== TASK BRIEF ==
Before you finish, make sure every line below has been written out exactly.

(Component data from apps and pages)
┌──

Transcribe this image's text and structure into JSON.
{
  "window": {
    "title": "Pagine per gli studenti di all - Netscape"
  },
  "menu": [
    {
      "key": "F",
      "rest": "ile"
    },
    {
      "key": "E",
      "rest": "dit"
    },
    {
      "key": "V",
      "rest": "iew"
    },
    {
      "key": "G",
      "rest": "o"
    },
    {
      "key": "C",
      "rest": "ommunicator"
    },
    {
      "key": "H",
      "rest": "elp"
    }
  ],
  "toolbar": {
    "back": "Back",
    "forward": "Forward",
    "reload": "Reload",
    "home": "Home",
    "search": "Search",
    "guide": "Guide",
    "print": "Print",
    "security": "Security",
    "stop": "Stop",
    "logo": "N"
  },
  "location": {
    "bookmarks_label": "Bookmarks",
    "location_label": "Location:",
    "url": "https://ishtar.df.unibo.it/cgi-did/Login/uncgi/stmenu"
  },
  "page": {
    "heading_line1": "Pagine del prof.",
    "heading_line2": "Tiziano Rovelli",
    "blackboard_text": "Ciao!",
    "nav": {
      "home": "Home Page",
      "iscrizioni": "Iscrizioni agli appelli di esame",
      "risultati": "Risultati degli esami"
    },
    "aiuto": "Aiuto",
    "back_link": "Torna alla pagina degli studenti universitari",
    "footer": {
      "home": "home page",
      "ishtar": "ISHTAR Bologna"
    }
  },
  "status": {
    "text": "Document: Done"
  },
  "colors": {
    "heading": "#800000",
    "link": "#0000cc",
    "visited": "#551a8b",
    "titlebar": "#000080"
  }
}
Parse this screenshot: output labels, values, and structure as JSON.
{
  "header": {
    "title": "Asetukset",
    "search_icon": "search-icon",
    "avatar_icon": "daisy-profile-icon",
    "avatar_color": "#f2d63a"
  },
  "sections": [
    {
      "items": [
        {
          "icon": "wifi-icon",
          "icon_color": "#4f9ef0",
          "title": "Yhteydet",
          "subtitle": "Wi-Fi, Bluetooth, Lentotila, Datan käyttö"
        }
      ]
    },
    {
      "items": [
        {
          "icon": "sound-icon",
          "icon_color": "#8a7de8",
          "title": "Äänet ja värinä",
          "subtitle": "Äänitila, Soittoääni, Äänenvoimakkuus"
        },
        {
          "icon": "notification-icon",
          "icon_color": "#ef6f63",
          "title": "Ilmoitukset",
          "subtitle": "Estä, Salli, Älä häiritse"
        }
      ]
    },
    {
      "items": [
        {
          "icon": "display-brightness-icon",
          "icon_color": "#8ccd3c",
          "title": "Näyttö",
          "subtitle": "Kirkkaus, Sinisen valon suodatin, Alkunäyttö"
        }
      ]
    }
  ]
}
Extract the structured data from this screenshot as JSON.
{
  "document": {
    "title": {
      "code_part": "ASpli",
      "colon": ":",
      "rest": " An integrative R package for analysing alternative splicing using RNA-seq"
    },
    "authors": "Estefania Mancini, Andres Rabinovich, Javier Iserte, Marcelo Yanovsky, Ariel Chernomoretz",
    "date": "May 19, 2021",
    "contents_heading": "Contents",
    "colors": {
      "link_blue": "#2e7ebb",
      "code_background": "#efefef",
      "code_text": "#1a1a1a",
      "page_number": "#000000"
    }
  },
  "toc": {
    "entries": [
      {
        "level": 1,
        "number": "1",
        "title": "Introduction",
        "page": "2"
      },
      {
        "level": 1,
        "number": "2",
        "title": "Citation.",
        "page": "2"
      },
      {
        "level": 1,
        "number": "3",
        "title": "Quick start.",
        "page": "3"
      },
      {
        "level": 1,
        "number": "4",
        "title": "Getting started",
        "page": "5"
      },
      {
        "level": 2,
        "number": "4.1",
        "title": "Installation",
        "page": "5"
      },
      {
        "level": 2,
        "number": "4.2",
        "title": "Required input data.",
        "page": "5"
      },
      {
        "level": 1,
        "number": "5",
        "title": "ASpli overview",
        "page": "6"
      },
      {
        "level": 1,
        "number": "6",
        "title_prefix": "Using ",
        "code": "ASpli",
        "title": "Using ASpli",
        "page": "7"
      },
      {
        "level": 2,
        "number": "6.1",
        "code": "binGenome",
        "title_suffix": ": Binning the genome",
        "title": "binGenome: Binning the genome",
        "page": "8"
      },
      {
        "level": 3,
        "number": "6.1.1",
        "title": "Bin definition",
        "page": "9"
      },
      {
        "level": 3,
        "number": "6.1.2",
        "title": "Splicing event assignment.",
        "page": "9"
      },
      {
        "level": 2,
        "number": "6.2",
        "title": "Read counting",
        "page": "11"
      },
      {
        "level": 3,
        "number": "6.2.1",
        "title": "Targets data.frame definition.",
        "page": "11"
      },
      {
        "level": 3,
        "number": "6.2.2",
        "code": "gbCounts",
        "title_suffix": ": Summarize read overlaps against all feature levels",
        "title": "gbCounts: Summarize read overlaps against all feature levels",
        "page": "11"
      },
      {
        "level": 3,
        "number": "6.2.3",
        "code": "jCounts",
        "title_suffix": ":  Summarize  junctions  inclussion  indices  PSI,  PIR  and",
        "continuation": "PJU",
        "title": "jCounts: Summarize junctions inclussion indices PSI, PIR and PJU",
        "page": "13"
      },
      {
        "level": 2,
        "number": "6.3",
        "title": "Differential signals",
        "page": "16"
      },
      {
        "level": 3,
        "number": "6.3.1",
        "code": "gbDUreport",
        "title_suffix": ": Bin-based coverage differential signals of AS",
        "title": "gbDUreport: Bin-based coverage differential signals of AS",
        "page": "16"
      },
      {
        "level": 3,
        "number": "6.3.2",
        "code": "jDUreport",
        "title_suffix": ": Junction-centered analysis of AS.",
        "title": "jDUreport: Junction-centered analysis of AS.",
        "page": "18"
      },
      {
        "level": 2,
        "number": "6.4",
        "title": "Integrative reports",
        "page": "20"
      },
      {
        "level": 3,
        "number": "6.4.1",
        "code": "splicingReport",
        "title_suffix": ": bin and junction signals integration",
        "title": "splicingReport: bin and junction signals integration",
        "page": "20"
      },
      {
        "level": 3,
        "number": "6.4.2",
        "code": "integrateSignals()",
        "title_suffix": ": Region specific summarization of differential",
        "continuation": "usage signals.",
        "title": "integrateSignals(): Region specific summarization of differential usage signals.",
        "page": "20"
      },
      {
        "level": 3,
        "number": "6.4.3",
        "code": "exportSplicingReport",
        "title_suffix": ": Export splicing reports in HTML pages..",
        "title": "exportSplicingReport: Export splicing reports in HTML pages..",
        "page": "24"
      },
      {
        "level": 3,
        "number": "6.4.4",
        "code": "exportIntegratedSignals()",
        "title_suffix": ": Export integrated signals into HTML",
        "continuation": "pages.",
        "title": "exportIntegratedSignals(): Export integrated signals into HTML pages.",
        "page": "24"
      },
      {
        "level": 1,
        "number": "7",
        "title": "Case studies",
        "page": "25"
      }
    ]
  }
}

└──

== FINISHED EXERCISE ==
Transcribe this image's text and structure into JSON.
{
  "window": {
    "title": "Pagine per gli studenti di all - Netscape"
  },
  "menu": [
    {
      "key": "F",
      "rest": "ile"
    },
    {
      "key": "E",
      "rest": "dit"
    },
    {
      "key": "V",
      "rest": "iew"
    },
    {
      "key": "G",
      "rest": "o"
    },
    {
      "key": "C",
      "rest": "ommunicator"
    },
    {
      "key": "H",
      "rest": "elp"
    }
  ],
  "toolbar": {
    "back": "Back",
    "forward": "Forward",
    "reload": "Reload",
    "home": "Home",
    "search": "Search",
    "guide": "Guide",
    "print": "Print",
    "security": "Security",
    "stop": "Stop",
    "logo": "N"
  },
  "location": {
    "bookmarks_label": "Bookmarks",
    "location_label": "Location:",
    "url": "https://ishtar.df.unibo.it/cgi-did/Login/uncgi/stmenu"
  },
  "page": {
    "heading_line1": "Pagine del prof.",
    "heading_line2": "Tiziano Rovelli",
    "blackboard_text": "Ciao!",
    "nav": {
      "home": "Home Page",
      "iscrizioni": "Iscrizioni agli appelli di esame",
      "risultati": "Risultati degli esami"
    },
    "aiuto": "Aiuto",
    "back_link": "Torna alla pagina degli studenti universitari",
    "footer": {
      "home": "home page",
      "ishtar": "ISHTAR Bologna"
    }
  },
  "status": {
    "text": "Document: Done"
  },
  "colors": {
    "heading": "#800000",
    "link": "#0000cc",
    "visited": "#551a8b",
    "titlebar": "#000080"
  }
}
Parse this screenshot: output labels, values, and structure as JSON.
{
  "header": {
    "title": "Asetukset",
    "search_icon": "search-icon",
    "avatar_icon": "daisy-profile-icon",
    "avatar_color": "#f2d63a"
  },
  "sections": [
    {
      "items": [
        {
          "icon": "wifi-icon",
          "icon_color": "#4f9ef0",
          "title": "Yhteydet",
          "subtitle": "Wi-Fi, Bluetooth, Lentotila, Datan käyttö"
        }
      ]
    },
    {
      "items": [
        {
          "icon": "sound-icon",
          "icon_color": "#8a7de8",
          "title": "Äänet ja värinä",
          "subtitle": "Äänitila, Soittoääni, Äänenvoimakkuus"
        },
        {
          "icon": "notification-icon",
          "icon_color": "#ef6f63",
          "title": "Ilmoitukset",
          "subtitle": "Estä, Salli, Älä häiritse"
        }
      ]
    },
    {
      "items": [
        {
          "icon": "display-brightness-icon",
          "icon_color": "#8ccd3c",
          "title": "Näyttö",
          "subtitle": "Kirkkaus, Sinisen valon suodatin, Alkunäyttö"
        }
      ]
    }
  ]
}
Extract the structured data from this screenshot as JSON.
{
  "document": {
    "title": {
      "code_part": "ASpli",
      "colon": ":",
      "rest": " An integrative R package for analysing alternative splicing using RNA-seq"
    },
    "authors": "Estefania Mancini, Andres Rabinovich, Javier Iserte, Marcelo Yanovsky, Ariel Chernomoretz",
    "date": "May 19, 2021",
    "contents_heading": "Contents",
    "colors": {
      "link_blue": "#2e7ebb",
      "code_background": "#efefef",
      "code_text": "#1a1a1a",
      "page_number": "#000000"
    }
  },
  "toc": {
    "entries": [
      {
        "level": 1,
        "number": "1",
        "title": "Introduction",
        "page": "2"
      },
      {
        "level": 1,
        "number": "2",
        "title": "Citation.",
        "page": "2"
      },
      {
        "level": 1,
        "number": "3",
        "title": "Quick start.",
        "page": "3"
      },
      {
        "level": 1,
        "number": "4",
        "title": "Getting started",
        "page": "5"
      },
      {
        "level": 2,
        "number": "4.1",
        "title": "Installation",
        "page": "5"
      },
      {
        "level": 2,
        "number": "4.2",
        "title": "Required input data.",
        "page": "5"
      },
      {
        "level": 1,
        "number": "5",
        "title": "ASpli overview",
        "page": "6"
      },
      {
        "level": 1,
        "number": "6",
        "title_prefix": "Using ",
        "code": "ASpli",
        "title": "Using ASpli",
        "page": "7"
      },
      {
        "level": 2,
        "number": "6.1",
        "code": "binGenome",
        "title_suffix": ": Binning the genome",
        "title": "binGenome: Binning the genome",
        "page": "8"
      },
      {
        "level": 3,
        "number": "6.1.1",
        "title": "Bin definition",
        "page": "9"
      },
      {
        "level": 3,
        "number": "6.1.2",
        "title": "Splicing event assignment.",
        "page": "9"
      },
      {
        "level": 2,
        "number": "6.2",
        "title": "Read counting",
        "page": "11"
      },
      {
        "level": 3,
        "number": "6.2.1",
        "title": "Targets data.frame definition.",
        "page": "11"
      },
      {
        "level": 3,
        "number": "6.2.2",
        "code": "gbCounts",
        "title_suffix": ": Summarize read overlaps against all feature levels",
        "title": "gbCounts: Summarize read overlaps against all feature levels",
        "page": "11"
      },
      {
        "level": 3,
        "number": "6.2.3",
        "code": "jCounts",
        "title_suffix": ":  Summarize  junctions  inclussion  indices  PSI,  PIR  and",
        "continuation": "PJU",
        "title": "jCounts: Summarize junctions inclussion indices PSI, PIR and PJU",
        "page": "13"
      },
      {
        "level": 2,
        "number": "6.3",
        "title": "Differential signals",
        "page": "16"
      },
      {
        "level": 3,
        "number": "6.3.1",
        "code": "gbDUreport",
        "title_suffix": ": Bin-based coverage differential signals of AS",
        "title": "gbDUreport: Bin-based coverage differential signals of AS",
        "page": "16"
      },
      {
        "level": 3,
        "number": "6.3.2",
        "code": "jDUreport",
        "title_suffix": ": Junction-centered analysis of AS.",
        "title": "jDUreport: Junction-centered analysis of AS.",
        "page": "18"
      },
      {
        "level": 2,
        "number": "6.4",
        "title": "Integrative reports",
        "page": "20"
      },
      {
        "level": 3,
        "number": "6.4.1",
        "code": "splicingReport",
        "title_suffix": ": bin and junction signals integration",
        "title": "splicingReport: bin and junction signals integration",
        "page": "20"
      },
      {
        "level": 3,
        "number": "6.4.2",
        "code": "integrateSignals()",
        "title_suffix": ": Region specific summarization of differential",
        "continuation": "usage signals.",
        "title": "integrateSignals(): Region specific summarization of differential usage signals.",
        "page": "20"
      },
      {
        "level": 3,
        "number": "6.4.3",
        "code": "exportSplicingReport",
        "title_suffix": ": Export splicing reports in HTML pages..",
        "title": "exportSplicingReport: Export splicing reports in HTML pages..",
        "page": "24"
      },
      {
        "level": 3,
        "number": "6.4.4",
        "code": "exportIntegratedSignals()",
        "title_suffix": ": Export integrated signals into HTML",
        "continuation": "pages.",
        "title": "exportIntegratedSignals(): Export integrated signals into HTML pages.",
        "page": "24"
      },
      {
        "level": 1,
        "number": "7",
        "title": "Case studies",
        "page": "25"
      }
    ]
  }
}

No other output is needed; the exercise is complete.